O'Malley's map makes only a handful of changes to the boundaries drawn by an advisory committee, adding some neighborhoods in Montgomery County to the 8th Congressional District that Democratic Rep. Chris Van Hollen had requested.
Maryland's General Assembly is to meet Monday to consider new congressional boundaries that will determine the state's federal representation for the next decade. The lines must be redrawn every 10 years to accommodate population changes.
The map that the governor released Saturday did nothing to ease concerns raised by Rep. Donna F. Edwards, a Prince George's County Democrat, and some members of the Legislative Black Caucus who wanted a plan that would give Montgomery County a voice in Congress from a racial minority. Under O'Malley's plan, the three incumbents who would represent Montgomery County are not minorities.
The Legislative Black Caucus was to reconvene Monday before the session to attempt another vote on the proposed map. In the House of Delegates, a "no" vote from more than 13 Democrats out of 98 could scuttle the plan if all Republicans oppose it.
Joseph C. Bryce, O'Malley's top legislative aide, left the door open to possible changes.
"We agreed to keep talking," Bryce said. "We wanted to put the map out there to the public."
Edwards made her case Saturday afternoon behind closed doors at the State House to members of the Legislative Black Caucus and said afterward that she is still hopeful that her district lines will be changed.
"This is a really fluid process," Edwards said. "I've made the same pitch I've made to everybody about this, and that's no secret," she said in a reference to her public comments that the proposal could dilute the minority vote. "What I'm really excited about is, I've heard from the governor that they're still taking in a lot of information."
The caucus meeting broke up after three hours of discussion, with the members failing to take a unified position on the map proposed by the governor's panel.
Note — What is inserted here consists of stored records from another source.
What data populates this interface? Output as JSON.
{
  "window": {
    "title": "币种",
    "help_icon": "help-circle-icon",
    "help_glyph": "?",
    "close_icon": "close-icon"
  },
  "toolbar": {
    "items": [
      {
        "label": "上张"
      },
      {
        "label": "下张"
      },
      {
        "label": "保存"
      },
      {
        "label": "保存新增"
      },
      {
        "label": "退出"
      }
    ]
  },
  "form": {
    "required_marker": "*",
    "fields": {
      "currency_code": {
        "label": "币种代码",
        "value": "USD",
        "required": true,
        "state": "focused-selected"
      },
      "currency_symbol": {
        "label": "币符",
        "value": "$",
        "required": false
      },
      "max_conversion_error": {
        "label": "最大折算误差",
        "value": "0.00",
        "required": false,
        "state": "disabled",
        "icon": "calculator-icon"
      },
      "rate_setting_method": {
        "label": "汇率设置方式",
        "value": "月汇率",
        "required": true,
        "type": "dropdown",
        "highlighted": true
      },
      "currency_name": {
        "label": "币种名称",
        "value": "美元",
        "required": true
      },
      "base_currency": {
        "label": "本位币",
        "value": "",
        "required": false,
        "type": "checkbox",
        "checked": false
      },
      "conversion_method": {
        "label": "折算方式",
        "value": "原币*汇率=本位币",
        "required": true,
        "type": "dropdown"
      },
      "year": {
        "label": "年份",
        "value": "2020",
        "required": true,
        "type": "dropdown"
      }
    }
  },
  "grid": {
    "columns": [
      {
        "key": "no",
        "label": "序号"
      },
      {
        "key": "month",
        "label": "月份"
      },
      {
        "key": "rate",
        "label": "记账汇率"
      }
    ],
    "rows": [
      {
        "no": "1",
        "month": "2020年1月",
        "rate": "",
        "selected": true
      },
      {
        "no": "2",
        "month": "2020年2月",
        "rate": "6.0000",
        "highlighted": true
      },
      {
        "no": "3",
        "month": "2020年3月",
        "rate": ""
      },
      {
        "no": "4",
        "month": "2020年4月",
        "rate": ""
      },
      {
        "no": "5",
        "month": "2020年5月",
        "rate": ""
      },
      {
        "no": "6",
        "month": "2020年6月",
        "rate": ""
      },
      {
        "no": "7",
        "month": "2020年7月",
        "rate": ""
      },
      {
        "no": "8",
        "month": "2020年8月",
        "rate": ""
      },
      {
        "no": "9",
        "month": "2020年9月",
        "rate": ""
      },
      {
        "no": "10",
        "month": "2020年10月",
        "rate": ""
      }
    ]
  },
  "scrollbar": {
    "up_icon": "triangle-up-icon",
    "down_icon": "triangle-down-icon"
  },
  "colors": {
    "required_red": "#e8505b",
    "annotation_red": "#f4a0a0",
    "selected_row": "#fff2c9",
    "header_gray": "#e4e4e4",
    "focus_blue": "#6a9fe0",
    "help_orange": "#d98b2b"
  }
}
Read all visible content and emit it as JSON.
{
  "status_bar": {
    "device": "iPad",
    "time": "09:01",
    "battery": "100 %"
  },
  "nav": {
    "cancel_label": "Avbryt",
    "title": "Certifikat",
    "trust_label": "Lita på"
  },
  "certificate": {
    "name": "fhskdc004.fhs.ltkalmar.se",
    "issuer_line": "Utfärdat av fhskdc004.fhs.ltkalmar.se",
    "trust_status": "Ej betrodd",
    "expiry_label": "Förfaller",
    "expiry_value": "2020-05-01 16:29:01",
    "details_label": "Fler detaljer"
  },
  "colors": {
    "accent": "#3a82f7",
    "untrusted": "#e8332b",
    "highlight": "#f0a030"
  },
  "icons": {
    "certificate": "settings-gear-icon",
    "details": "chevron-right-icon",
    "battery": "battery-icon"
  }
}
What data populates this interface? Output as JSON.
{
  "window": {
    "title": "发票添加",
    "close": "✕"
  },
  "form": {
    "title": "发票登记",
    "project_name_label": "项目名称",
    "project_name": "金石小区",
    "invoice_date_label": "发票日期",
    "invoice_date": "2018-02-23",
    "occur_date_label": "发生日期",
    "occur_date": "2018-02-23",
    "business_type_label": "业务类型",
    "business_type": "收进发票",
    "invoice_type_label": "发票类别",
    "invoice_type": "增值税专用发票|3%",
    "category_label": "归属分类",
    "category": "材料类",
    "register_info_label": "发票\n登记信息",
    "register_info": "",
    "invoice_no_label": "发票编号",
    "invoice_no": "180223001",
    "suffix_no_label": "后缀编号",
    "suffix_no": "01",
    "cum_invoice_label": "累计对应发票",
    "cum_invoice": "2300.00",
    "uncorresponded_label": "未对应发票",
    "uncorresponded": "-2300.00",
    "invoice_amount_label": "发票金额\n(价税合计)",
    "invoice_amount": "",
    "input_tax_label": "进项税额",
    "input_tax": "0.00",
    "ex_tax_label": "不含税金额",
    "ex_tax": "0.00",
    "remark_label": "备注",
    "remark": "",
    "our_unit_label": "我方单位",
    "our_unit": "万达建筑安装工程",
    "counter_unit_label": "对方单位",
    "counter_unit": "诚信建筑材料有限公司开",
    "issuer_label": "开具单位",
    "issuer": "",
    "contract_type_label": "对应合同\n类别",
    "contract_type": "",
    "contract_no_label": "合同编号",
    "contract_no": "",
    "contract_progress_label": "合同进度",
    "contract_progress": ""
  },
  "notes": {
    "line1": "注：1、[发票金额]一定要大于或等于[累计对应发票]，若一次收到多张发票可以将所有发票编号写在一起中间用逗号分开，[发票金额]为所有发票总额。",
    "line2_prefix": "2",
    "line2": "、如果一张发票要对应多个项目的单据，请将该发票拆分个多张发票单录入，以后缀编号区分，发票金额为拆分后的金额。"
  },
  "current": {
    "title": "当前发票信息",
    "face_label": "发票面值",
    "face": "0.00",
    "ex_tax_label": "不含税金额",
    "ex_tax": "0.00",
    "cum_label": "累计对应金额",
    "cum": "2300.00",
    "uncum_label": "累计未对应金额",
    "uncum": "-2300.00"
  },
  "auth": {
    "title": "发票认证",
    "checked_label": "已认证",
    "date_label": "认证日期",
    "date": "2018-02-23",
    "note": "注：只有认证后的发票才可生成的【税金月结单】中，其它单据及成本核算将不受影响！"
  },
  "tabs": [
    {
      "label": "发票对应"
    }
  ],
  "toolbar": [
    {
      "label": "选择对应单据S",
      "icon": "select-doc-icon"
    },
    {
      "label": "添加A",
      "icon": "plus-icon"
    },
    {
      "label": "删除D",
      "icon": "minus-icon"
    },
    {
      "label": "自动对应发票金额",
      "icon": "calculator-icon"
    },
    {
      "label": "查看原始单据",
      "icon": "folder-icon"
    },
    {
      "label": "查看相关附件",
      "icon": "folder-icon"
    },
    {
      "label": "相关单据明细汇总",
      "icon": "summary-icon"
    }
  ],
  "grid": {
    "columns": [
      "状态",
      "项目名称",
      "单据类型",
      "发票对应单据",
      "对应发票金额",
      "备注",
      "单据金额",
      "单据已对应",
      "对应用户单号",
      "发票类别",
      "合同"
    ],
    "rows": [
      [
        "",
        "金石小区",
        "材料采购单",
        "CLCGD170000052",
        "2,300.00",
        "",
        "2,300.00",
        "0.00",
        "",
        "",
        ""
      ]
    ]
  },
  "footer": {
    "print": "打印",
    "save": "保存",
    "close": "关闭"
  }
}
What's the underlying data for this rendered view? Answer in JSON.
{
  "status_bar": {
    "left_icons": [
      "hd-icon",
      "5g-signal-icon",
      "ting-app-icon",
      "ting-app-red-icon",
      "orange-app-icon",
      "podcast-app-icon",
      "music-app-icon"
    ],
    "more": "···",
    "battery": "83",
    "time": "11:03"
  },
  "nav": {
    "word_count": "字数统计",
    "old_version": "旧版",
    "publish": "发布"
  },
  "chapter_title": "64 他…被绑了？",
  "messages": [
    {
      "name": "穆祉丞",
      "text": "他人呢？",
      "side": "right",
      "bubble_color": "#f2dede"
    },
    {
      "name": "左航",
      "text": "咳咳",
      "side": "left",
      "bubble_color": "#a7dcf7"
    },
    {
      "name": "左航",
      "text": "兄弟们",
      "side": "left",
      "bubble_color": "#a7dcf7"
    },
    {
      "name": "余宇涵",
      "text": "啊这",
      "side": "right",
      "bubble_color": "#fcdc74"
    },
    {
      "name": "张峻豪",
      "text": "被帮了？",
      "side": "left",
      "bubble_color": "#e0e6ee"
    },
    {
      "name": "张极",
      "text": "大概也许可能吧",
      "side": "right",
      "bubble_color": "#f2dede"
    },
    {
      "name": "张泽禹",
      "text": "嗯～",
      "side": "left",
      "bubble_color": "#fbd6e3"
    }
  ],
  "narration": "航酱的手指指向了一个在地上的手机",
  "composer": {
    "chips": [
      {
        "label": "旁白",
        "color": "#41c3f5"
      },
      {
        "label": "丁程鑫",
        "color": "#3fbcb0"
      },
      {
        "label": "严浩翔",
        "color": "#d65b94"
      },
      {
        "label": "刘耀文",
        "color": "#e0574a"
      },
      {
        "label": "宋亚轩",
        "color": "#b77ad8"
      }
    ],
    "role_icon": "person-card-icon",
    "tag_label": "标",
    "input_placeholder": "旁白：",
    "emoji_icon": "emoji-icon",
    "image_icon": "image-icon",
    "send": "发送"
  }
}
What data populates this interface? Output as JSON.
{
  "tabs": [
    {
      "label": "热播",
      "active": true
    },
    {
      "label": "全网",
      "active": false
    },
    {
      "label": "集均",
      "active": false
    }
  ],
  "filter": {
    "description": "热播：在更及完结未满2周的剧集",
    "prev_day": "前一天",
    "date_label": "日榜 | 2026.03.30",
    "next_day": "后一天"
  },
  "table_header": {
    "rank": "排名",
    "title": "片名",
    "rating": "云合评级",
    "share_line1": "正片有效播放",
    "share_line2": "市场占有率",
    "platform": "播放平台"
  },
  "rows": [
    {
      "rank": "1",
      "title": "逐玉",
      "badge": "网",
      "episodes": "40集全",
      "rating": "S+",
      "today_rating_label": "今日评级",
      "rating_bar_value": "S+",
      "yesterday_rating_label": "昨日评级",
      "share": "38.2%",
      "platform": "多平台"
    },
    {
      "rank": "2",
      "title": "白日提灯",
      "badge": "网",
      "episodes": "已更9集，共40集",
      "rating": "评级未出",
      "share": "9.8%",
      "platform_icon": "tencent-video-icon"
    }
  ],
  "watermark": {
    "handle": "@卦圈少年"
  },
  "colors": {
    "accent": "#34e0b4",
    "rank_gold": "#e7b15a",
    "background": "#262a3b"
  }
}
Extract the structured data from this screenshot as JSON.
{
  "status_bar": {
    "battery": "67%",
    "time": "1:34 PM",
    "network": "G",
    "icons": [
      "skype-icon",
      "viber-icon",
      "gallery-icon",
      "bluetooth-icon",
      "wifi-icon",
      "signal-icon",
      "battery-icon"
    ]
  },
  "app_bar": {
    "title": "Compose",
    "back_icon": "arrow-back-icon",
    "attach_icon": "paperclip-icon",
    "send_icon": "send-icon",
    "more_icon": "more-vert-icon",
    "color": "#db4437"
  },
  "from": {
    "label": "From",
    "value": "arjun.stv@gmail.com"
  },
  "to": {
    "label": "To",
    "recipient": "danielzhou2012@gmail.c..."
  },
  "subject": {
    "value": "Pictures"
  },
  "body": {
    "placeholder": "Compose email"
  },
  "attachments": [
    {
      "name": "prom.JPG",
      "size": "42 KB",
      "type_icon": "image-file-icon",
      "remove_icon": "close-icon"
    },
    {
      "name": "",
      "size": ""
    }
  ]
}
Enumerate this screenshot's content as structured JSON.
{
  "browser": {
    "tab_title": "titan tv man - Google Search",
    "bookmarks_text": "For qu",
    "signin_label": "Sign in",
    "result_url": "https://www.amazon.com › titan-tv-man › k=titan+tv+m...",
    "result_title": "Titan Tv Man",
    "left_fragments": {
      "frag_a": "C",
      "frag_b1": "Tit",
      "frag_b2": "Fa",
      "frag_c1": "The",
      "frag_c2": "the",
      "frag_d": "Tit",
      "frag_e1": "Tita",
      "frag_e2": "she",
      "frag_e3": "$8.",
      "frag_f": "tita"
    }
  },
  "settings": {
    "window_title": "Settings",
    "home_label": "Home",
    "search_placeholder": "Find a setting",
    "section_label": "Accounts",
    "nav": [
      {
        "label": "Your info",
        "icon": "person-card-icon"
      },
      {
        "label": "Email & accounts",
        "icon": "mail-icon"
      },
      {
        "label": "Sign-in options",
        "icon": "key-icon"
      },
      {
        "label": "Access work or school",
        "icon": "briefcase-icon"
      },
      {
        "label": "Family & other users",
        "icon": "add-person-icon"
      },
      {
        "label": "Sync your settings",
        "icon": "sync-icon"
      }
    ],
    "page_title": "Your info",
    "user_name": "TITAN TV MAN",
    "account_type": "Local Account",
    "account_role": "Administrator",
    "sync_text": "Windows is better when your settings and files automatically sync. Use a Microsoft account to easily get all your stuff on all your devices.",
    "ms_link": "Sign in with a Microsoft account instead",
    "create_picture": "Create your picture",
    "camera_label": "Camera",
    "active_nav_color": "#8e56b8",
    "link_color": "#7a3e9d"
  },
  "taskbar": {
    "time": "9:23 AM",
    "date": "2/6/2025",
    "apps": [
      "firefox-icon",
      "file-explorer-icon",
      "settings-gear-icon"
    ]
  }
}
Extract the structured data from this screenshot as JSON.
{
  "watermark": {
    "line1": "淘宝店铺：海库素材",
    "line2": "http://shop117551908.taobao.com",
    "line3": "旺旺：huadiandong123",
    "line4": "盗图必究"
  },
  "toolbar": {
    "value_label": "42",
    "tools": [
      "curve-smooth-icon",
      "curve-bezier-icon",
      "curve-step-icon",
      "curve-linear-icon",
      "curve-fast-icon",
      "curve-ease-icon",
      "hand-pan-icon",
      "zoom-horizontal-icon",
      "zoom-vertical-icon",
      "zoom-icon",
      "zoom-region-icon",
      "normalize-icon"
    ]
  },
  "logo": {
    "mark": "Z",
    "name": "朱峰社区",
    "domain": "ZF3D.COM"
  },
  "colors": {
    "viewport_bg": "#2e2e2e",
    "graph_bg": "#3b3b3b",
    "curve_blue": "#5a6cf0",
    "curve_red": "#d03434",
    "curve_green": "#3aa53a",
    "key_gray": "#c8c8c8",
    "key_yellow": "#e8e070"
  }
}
During the meeting, which was not open to the public, raised voices could be heard and at times some yelled, "Order, order!"
The doors to the meeting room opened about 3 p.m., and Sen. Anthony C. Muse and Del. Tiffany Alston, both of Prince George's County; and Del. Jill Carter of Baltimore, all Democrats, were among those who rushed out.
"As written, I can't support the map," Alston said as she departed.
Sen. Catherine E. Pugh, a Baltimore Democrat who chairs the Legislative Black Caucus, said there was "a lot of discussion" about proposals and that the group would reconvene Monday before the legislative session.
Those who support the governor's map were displeased. Del. Melony G. Griffith, chairwoman of the Prince George's County delegation, said she was "tremendously disappointed" that the members of the caucus "had an opportunity to demonstrate leadership in an important matter and failed to come to a conclusion."
"It was very clear that every effort was made to consider not only minority representation but the specific issues raised by the caucus," said Griffith, a Democrat.
Several members of the caucus said there was a motion to delay the vote until Monday, but it failed. After a motion was made to vote on the advisory committee's map, several lawmakers left the room, denying the caucus the quorum needed for a vote. The lawmakers spoke on condition of anonymity because they did not want to break caucus confidentiality rules.
Edwards emerged from the caucus meeting — and a subsequent meeting with advisers — and suggested that there was still a chance her concerns would be addressed. She said she would continue to make her case over the weekend.
Asked whether she would produce a map of her own as an alternative to O'Malley's, Edwards said, "No, no, no — during this entire process it's been about trying to share with the governor the information that we have."
Asked if she thought her meetings went well Saturday, Edwards replied, "Oh, god, yeah."